Shared responsibility

The State Emergency Management Plan (SEMP) recognises that emergency management is the shared responsibility of all Victorians, not just the emergency management sector. A commitment to shared responsibility recognises that no single actor can be responsible for mitigation, planning, preparedness, response and recovery. All members of Victoria, First Peoples, community groups, networks, businesses, individuals, households, visitors to Victoria, government and non-government organisations, along with the emergency management sector have a role to play. Preparing for emergencies requires a collaborative approach that integrates the abilities and skills from across our State. This shared responsibility is reflected in the emergency sectors shared goal “We Work as One (External link)

Resilient communities
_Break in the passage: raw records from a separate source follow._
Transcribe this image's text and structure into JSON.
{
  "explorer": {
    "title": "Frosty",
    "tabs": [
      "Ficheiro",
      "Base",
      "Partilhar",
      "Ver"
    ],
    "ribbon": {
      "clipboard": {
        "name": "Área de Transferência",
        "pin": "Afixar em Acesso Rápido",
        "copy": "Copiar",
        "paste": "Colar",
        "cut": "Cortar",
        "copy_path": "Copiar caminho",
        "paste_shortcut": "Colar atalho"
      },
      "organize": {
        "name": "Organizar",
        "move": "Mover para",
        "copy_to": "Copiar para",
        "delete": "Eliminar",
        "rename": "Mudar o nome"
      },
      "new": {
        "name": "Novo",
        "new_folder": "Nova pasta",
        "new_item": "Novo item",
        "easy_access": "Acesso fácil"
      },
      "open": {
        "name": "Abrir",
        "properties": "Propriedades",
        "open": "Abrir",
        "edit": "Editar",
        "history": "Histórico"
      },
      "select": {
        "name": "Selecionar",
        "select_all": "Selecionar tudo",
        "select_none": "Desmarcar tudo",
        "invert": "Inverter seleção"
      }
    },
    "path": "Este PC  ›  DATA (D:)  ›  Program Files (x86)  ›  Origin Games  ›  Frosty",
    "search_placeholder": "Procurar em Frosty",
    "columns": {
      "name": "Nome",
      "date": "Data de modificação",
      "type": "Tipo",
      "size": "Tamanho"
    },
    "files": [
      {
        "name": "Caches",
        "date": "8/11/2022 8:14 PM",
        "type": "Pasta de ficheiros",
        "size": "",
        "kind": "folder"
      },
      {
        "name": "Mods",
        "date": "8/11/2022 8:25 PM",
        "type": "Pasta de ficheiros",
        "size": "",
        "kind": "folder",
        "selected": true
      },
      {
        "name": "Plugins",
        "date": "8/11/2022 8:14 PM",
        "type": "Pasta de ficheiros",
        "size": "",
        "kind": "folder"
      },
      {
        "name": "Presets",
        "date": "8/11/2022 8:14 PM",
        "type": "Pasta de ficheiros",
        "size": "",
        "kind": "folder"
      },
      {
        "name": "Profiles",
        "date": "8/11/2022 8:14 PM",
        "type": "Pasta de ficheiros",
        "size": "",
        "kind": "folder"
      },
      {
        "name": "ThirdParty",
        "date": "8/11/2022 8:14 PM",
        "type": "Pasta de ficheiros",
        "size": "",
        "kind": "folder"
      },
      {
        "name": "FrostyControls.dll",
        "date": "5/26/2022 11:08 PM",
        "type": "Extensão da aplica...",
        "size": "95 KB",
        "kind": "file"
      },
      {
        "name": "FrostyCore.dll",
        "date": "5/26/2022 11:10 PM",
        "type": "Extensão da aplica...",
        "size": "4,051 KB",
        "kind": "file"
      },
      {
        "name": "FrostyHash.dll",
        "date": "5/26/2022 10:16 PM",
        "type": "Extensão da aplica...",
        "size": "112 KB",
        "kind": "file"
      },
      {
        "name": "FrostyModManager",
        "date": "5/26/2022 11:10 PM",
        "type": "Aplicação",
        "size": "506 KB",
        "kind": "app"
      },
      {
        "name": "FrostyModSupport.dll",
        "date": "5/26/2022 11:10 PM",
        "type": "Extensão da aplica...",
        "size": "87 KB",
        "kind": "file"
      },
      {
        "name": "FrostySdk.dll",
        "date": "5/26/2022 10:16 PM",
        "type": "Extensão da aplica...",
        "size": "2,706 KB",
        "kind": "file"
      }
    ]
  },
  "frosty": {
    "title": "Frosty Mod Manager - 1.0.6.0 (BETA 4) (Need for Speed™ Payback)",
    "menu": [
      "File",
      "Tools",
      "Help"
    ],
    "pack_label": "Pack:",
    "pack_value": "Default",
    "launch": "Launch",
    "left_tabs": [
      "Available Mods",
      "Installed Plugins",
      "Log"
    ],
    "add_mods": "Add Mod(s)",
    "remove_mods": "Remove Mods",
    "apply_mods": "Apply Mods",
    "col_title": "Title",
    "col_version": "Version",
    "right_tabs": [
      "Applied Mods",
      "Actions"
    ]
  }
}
Shared responsibility paves the way for more resilient communities that are engaged, informed and involved in all phases of emergency management, because "every community, every history, every landscape and every emergency is different."[1]

Resilient communities and individuals recover more quickly and are better placed to respond to and recover from subsequent emergencies. Through sharing responsibility for our collective vulnerabilities, we can minimise the impacts of emergencies and build safer communities.

Communities will have different levels of resilience, which is dependent on available resources, access to services, previous experience in emergencies and the extent to which the community has ownership over their level of preparedness. It is important that communities are engaged in emergency management planning, and in particular having community representative/s on each Municipal Emergency Management Planning Committee[2].

End notes

[1] Community member, Engage Victoria survey, Victorian Preparedness Goal and Victoria Preparedness Framework Review, 2022

[2] Emergency Management Act 2013, s 59A(1)(b)(i)